|Title||A general framework for dynamic cortical function: the function-through-biased-oscillations (FBO) hypothesis.|
|Publication Type||Journal Article|
|Year of Publication||2015|
|Journal||Front. Hum. Neurosci.|
|Keywords||communication-through-coherence, gating-by-inhibition, information routing, oscillations, oscillatory modulation|
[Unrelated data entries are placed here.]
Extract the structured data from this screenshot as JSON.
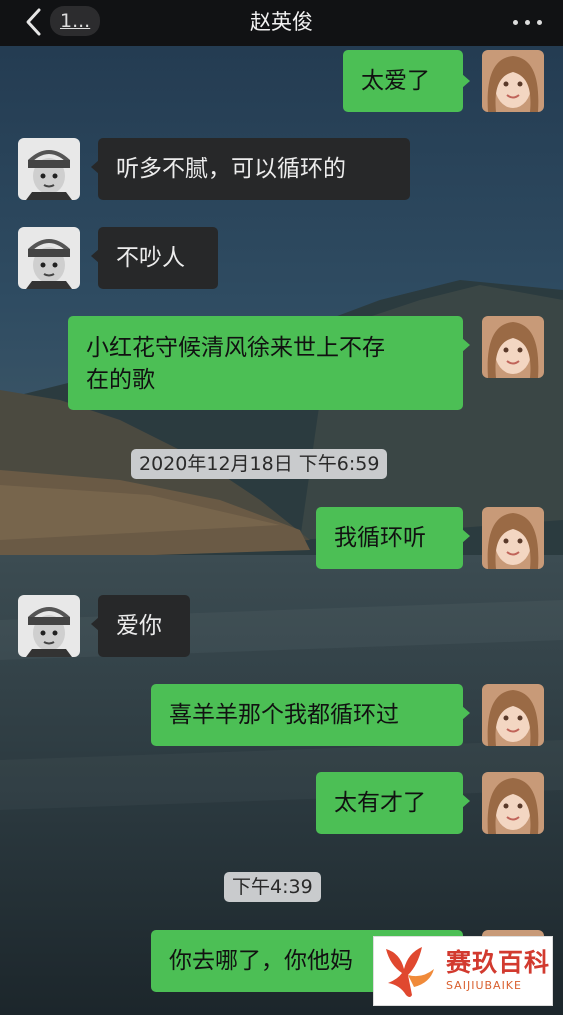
{
  "header": {
    "back_count": "1...",
    "title": "赵英俊"
  },
  "messages": [
    {
      "side": "right",
      "text": "太爱了"
    },
    {
      "side": "left",
      "text": "听多不腻，可以循环的"
    },
    {
      "side": "left",
      "text": "不吵人"
    },
    {
      "side": "right",
      "text_line1": "小红花守候清风徐来世上不存",
      "text_line2": "在的歌"
    },
    {
      "type": "timestamp",
      "text": "2020年12月18日 下午6:59"
    },
    {
      "side": "right",
      "text": "我循环听"
    },
    {
      "side": "left",
      "text": "爱你"
    },
    {
      "side": "right",
      "text": "喜羊羊那个我都循环过"
    },
    {
      "side": "right",
      "text": "太有才了"
    },
    {
      "type": "timestamp",
      "text": "下午4:39"
    },
    {
      "side": "right",
      "text": "你去哪了，你他妈"
    }
  ],
  "watermark": {
    "text": "赛玖百科",
    "subtext": "SAIJIUBAIKE",
    "color": "#d23a2f"
  },
  "colors": {
    "bubble_sent": "#4cbf55",
    "bubble_received": "#272829",
    "header_bg": "#111214",
    "timestamp_bg": "#c9cbcd"
  }
}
A central goal of neuroscience is to determine how the brain’s relatively static anatomy can support dynamic cortical function, i.e., cortical function that varies according to task demands. In pursuit of this goal, scientists have produced a large number of experimental results and established influential conceptual frameworks, in particular communication-through-coherence (CTC) and gating-by-inhibition (GBI), but these data and frameworks have not provided a parsimonious view of the principles that underlie cortical function. Here I synthesize these existing experimental results and the CTC and GBI frameworks, and propose the function-through-biased-oscillations (FBO) hypothesis as a model to understand dynamic cortical function. The FBO hypothesis suggests that oscillatory voltage amplitude is the principal measurement that directly reflects cortical excitability, that asymmetries in voltage amplitude explain a range of brain signal phenomena, and that predictive variations in such asymmetric oscillations provide a simple and general model for information routing that can help to explain dynamic cortical function.